Please go through the records below and return every line holding the word "умолчанию".

[Recorded information — start]

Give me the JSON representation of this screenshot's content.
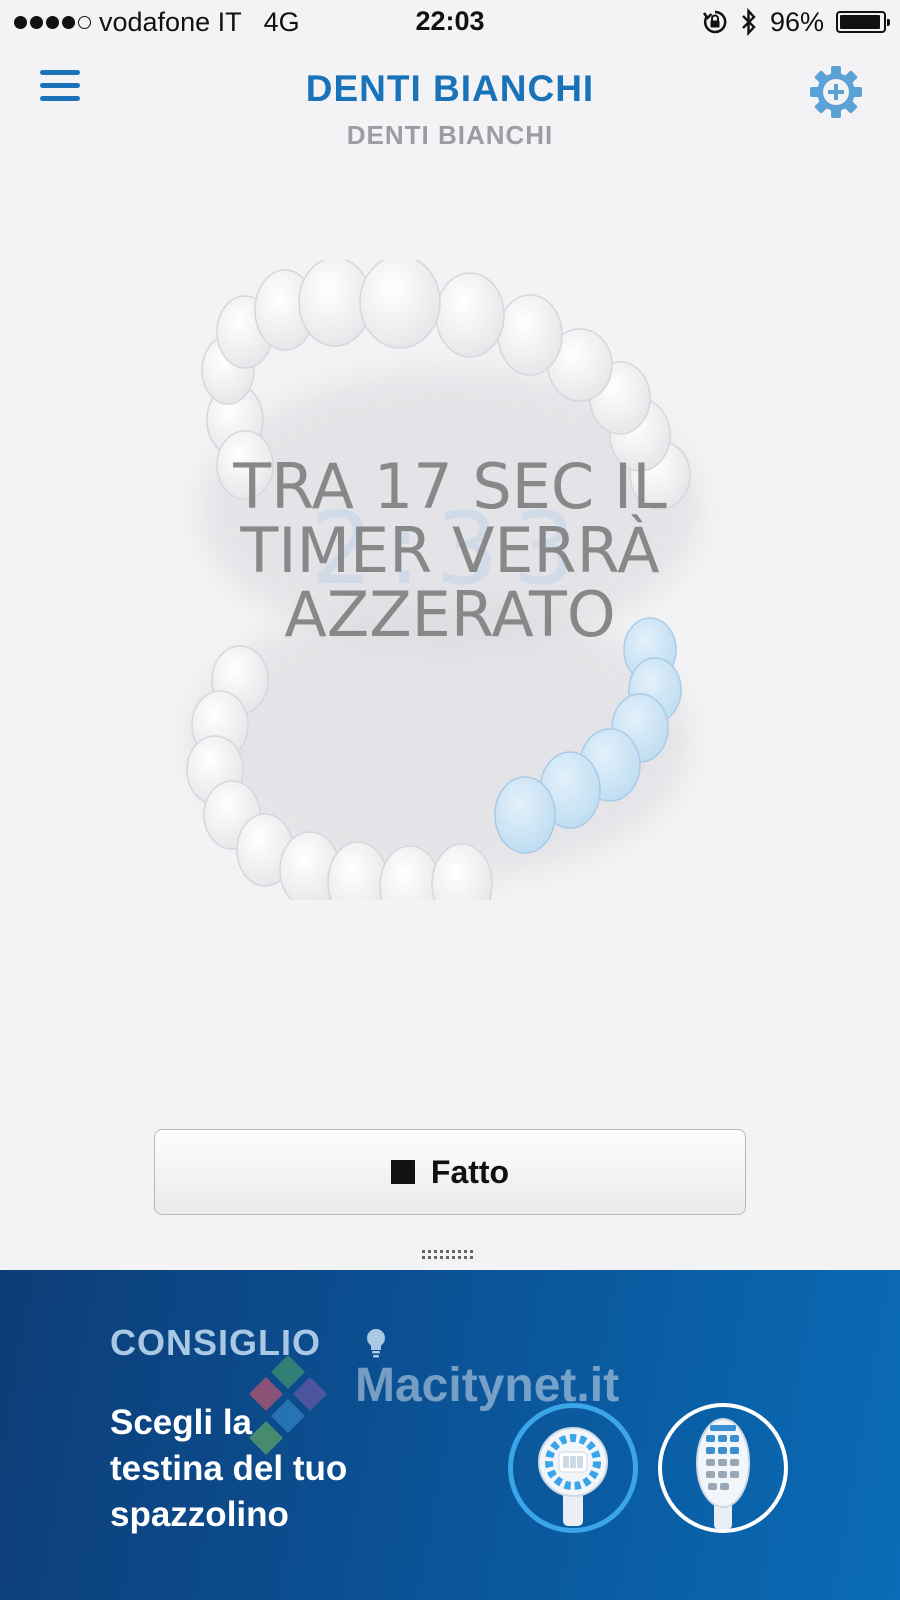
{
  "status_bar": {
    "carrier": "vodafone IT",
    "network": "4G",
    "time": "22:03",
    "battery": "96%",
    "battery_level": 0.96,
    "signal_bars": 4
  },
  "header": {
    "title": "DENTI BIANCHI",
    "subtitle": "DENTI BIANCHI",
    "menu_icon": "hamburger-menu-icon",
    "settings_icon": "gear-plus-icon"
  },
  "timer": {
    "digits": "2:33",
    "message_lines": [
      "TRA 17 SEC IL",
      "TIMER VERRÀ",
      "AZZERATO"
    ]
  },
  "done_button": {
    "label": "Fatto",
    "icon": "stop-square-icon"
  },
  "tip": {
    "heading": "CONSIGLIO",
    "heading_icon": "lightbulb-icon",
    "text_lines": [
      "Scegli la",
      "testina del tuo",
      "spazzolino"
    ],
    "watermark": "Macitynet.it"
  },
  "colors": {
    "accent": "#1a73b8",
    "subtitle_gray": "#9c9ca2",
    "panel_dark": "#0d3d78",
    "panel_light": "#0a6cb6",
    "highlight_teeth": "#cde5f6",
    "selected_ring": "#3aa5e8"
  }
}
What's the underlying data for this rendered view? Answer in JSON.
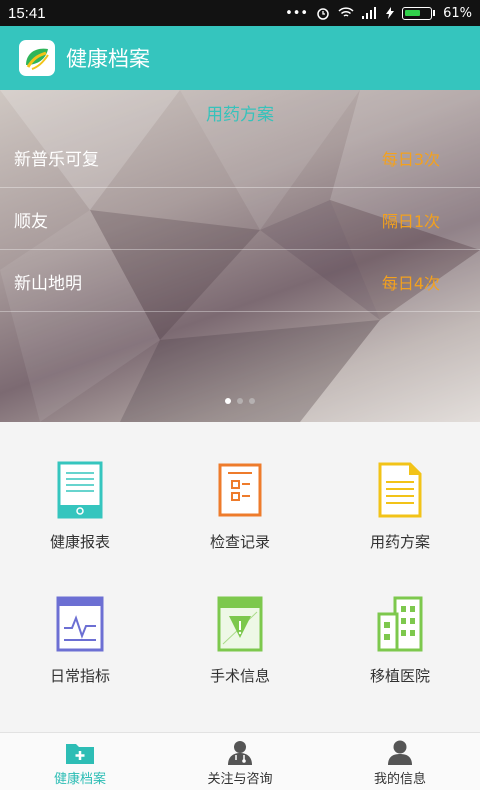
{
  "status": {
    "time": "15:41",
    "dots": "•••",
    "battery_pct": "61%"
  },
  "header": {
    "title": "健康档案"
  },
  "banner": {
    "title": "用药方案",
    "items": [
      {
        "name": "新普乐可复",
        "freq": "每日3次"
      },
      {
        "name": "顺友",
        "freq": "隔日1次"
      },
      {
        "name": "新山地明",
        "freq": "每日4次"
      }
    ],
    "page_indicator": {
      "count": 3,
      "active": 0
    }
  },
  "menu": [
    {
      "label": "健康报表",
      "icon": "report-icon"
    },
    {
      "label": "检查记录",
      "icon": "checklist-icon"
    },
    {
      "label": "用药方案",
      "icon": "document-icon"
    },
    {
      "label": "日常指标",
      "icon": "monitor-icon"
    },
    {
      "label": "手术信息",
      "icon": "surgery-icon"
    },
    {
      "label": "移植医院",
      "icon": "hospital-icon"
    }
  ],
  "tabs": [
    {
      "label": "健康档案",
      "active": true
    },
    {
      "label": "关注与咨询",
      "active": false
    },
    {
      "label": "我的信息",
      "active": false
    }
  ],
  "colors": {
    "accent": "#35c5be",
    "frequency": "#f3a11e",
    "active_tab": "#2dbdb5"
  }
}
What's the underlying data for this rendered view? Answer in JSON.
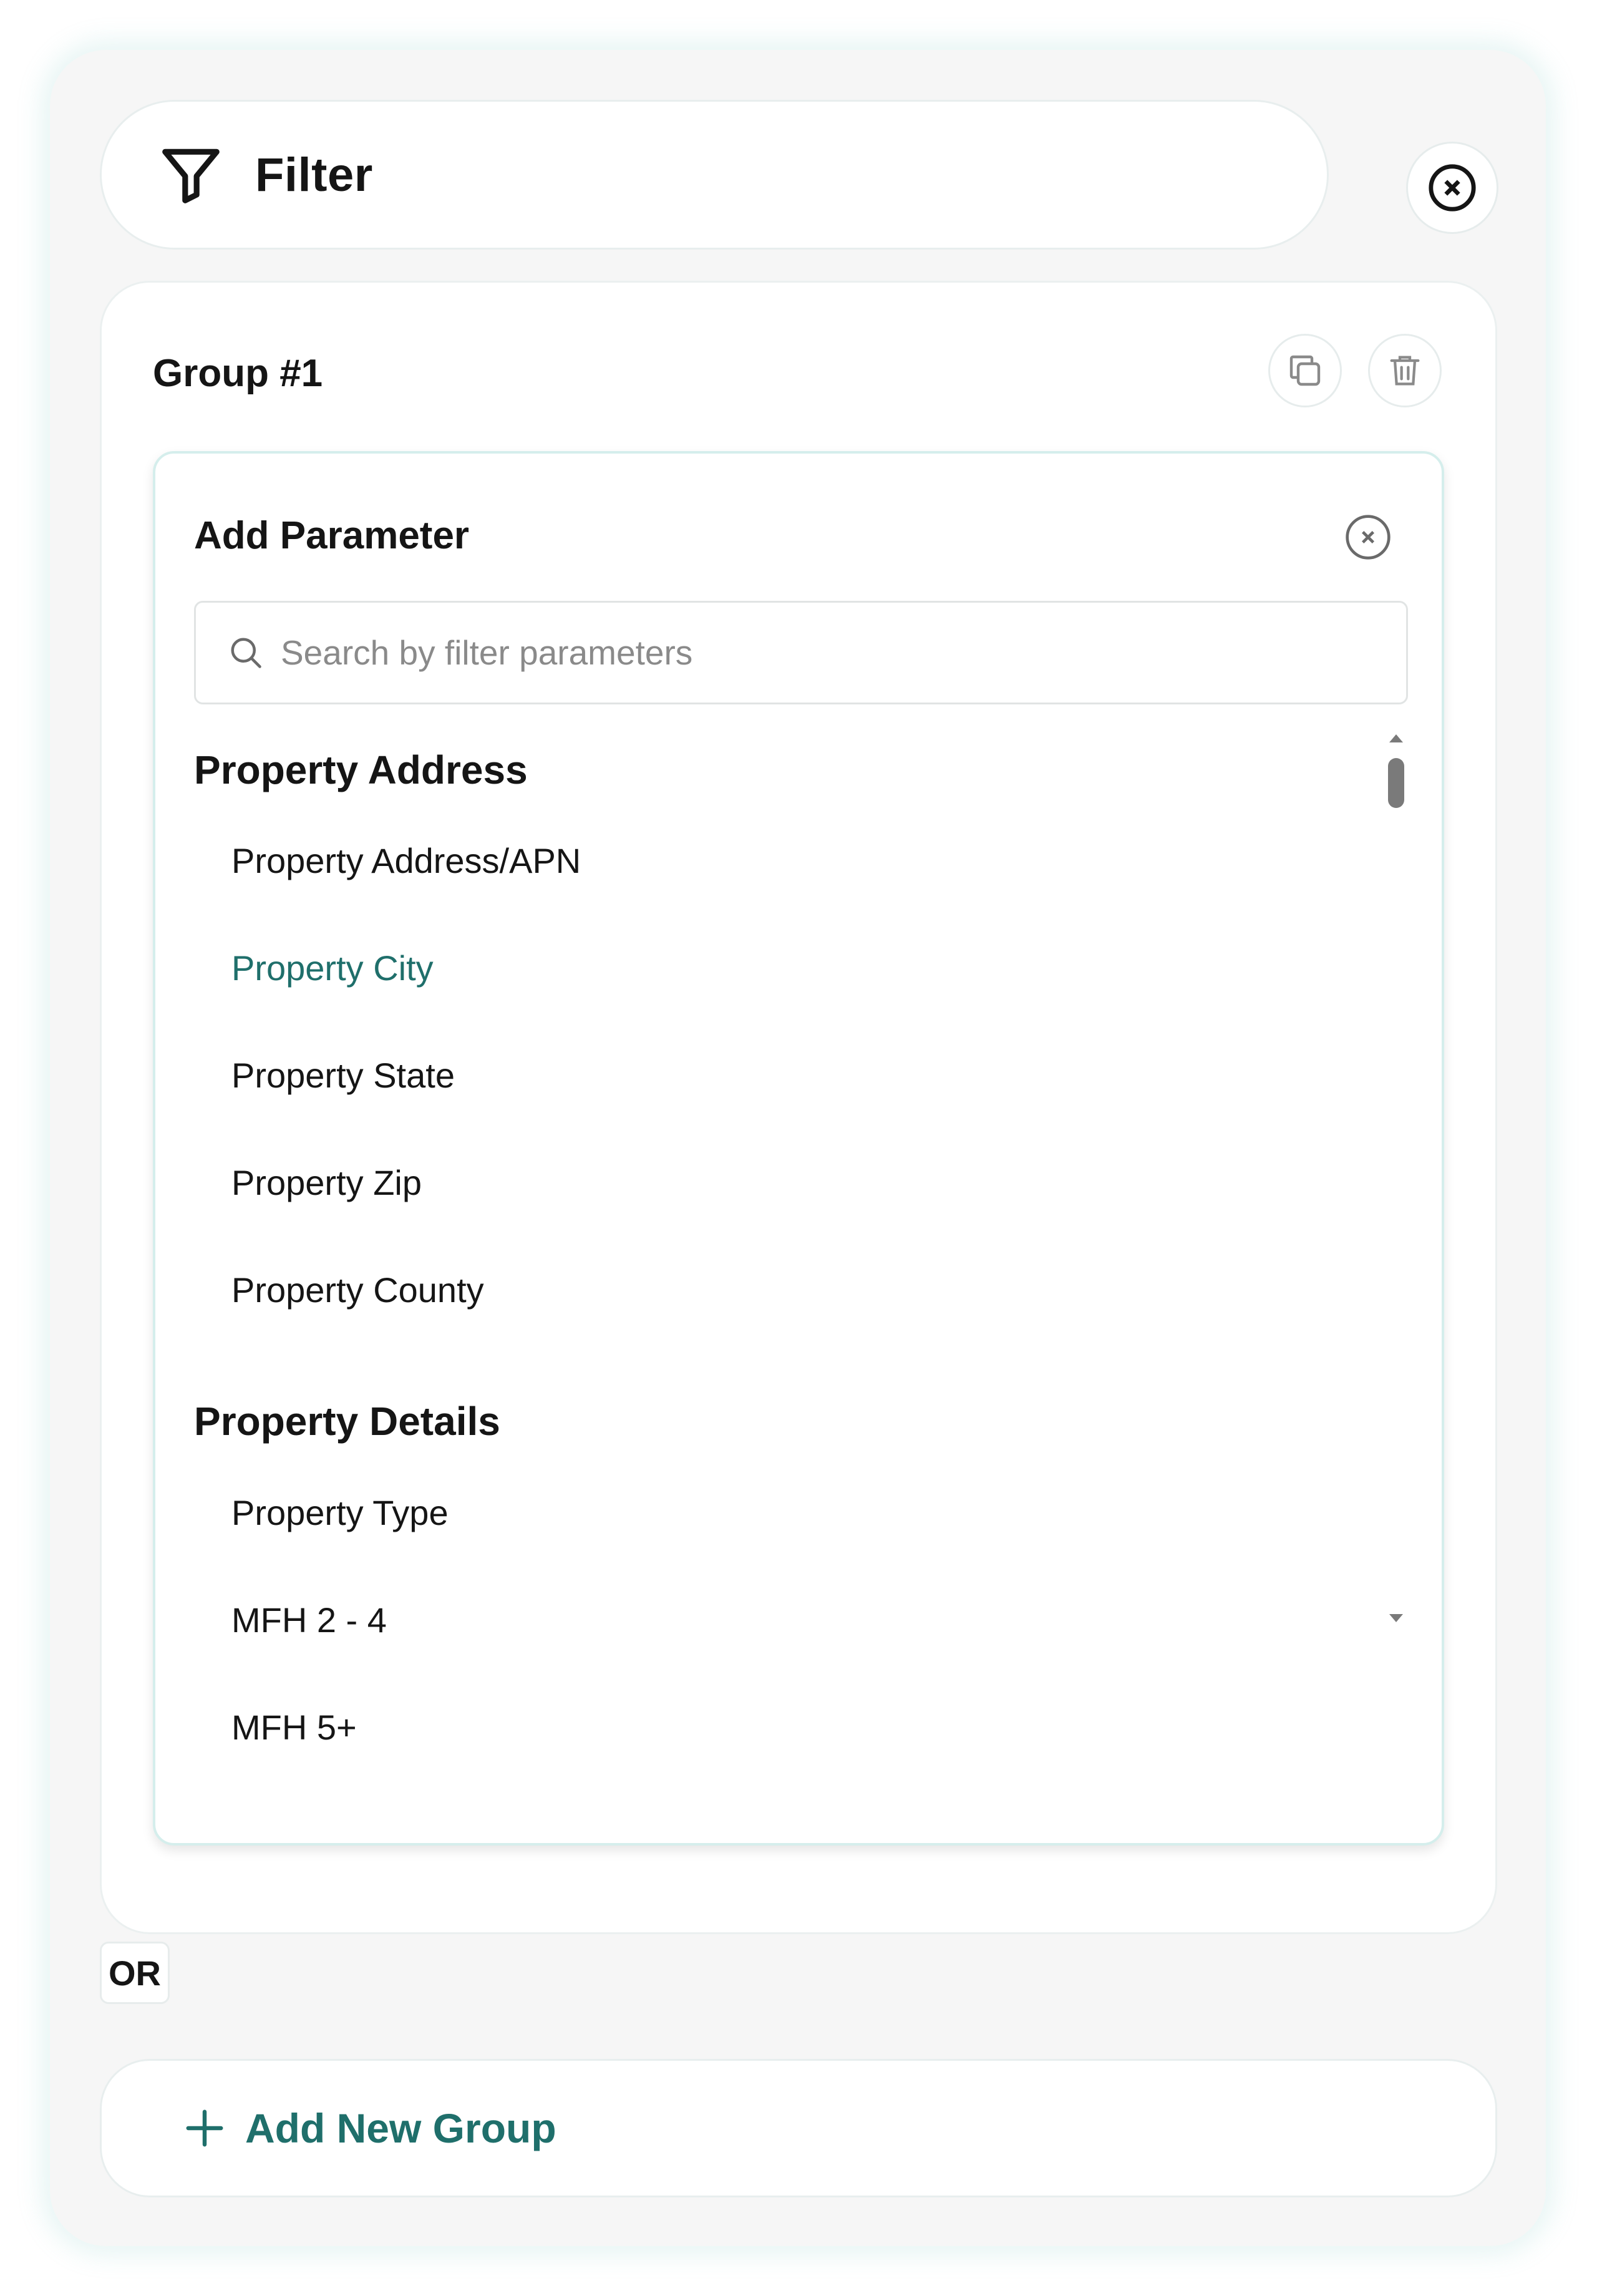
{
  "header": {
    "title": "Filter"
  },
  "group": {
    "title": "Group #1"
  },
  "add_parameter": {
    "title": "Add Parameter",
    "search_placeholder": "Search by filter parameters",
    "sections": [
      {
        "heading": "Property Address",
        "items": [
          "Property Address/APN",
          "Property City",
          "Property State",
          "Property Zip",
          "Property County"
        ]
      },
      {
        "heading": "Property Details",
        "items": [
          "Property Type",
          "MFH 2 - 4",
          "MFH 5+"
        ]
      }
    ],
    "highlighted_item": "Property City"
  },
  "or_label": "OR",
  "add_group_label": "Add New Group",
  "colors": {
    "accent": "#1f6f6b",
    "panel_bg": "#f6f6f6",
    "card_border": "#d5eeec"
  },
  "icons": {
    "filter": "filter-icon",
    "close": "close-icon",
    "copy": "copy-icon",
    "trash": "trash-icon",
    "search": "search-icon",
    "plus": "plus-icon"
  }
}
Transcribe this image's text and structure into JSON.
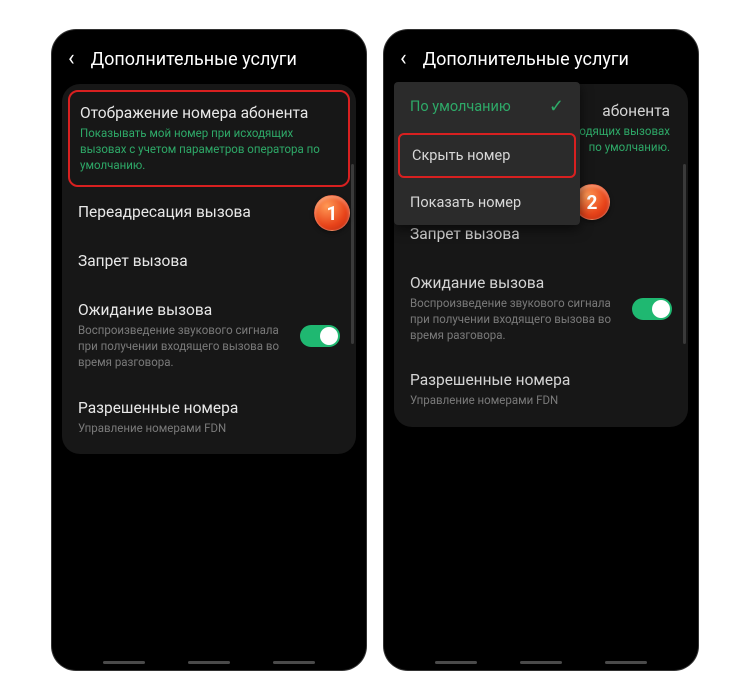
{
  "screens": {
    "left": {
      "title": "Дополнительные услуги",
      "badge": "1",
      "items": {
        "caller_id": {
          "title": "Отображение номера абонента",
          "desc": "Показывать мой номер при исходящих вызовах с учетом параметров оператора по умолчанию."
        },
        "forward": {
          "title": "Переадресация вызова"
        },
        "barring": {
          "title": "Запрет вызова"
        },
        "waiting": {
          "title": "Ожидание вызова",
          "desc": "Воспроизведение звукового сигнала при получении входящего вызова во время разговора."
        },
        "fdn": {
          "title": "Разрешенные номера",
          "desc": "Управление номерами FDN"
        }
      }
    },
    "right": {
      "title": "Дополнительные услуги",
      "badge": "2",
      "popup": {
        "default": "По умолчанию",
        "hide": "Скрыть номер",
        "show": "Показать номер"
      },
      "items": {
        "caller_id_tail": "абонента",
        "caller_id_desc1": "ходящих вызовах",
        "caller_id_desc2": "по умолчанию.",
        "barring": {
          "title": "Запрет вызова"
        },
        "waiting": {
          "title": "Ожидание вызова",
          "desc": "Воспроизведение звукового сигнала при получении входящего вызова во время разговора."
        },
        "fdn": {
          "title": "Разрешенные номера",
          "desc": "Управление номерами FDN"
        }
      }
    }
  }
}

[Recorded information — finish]

Task result:
          "desc": "Показывать мой номер при исходящих вызовах с учетом параметров оператора по умолчанию."
        "default": "По умолчанию",
        "caller_id_desc2": "по умолчанию.",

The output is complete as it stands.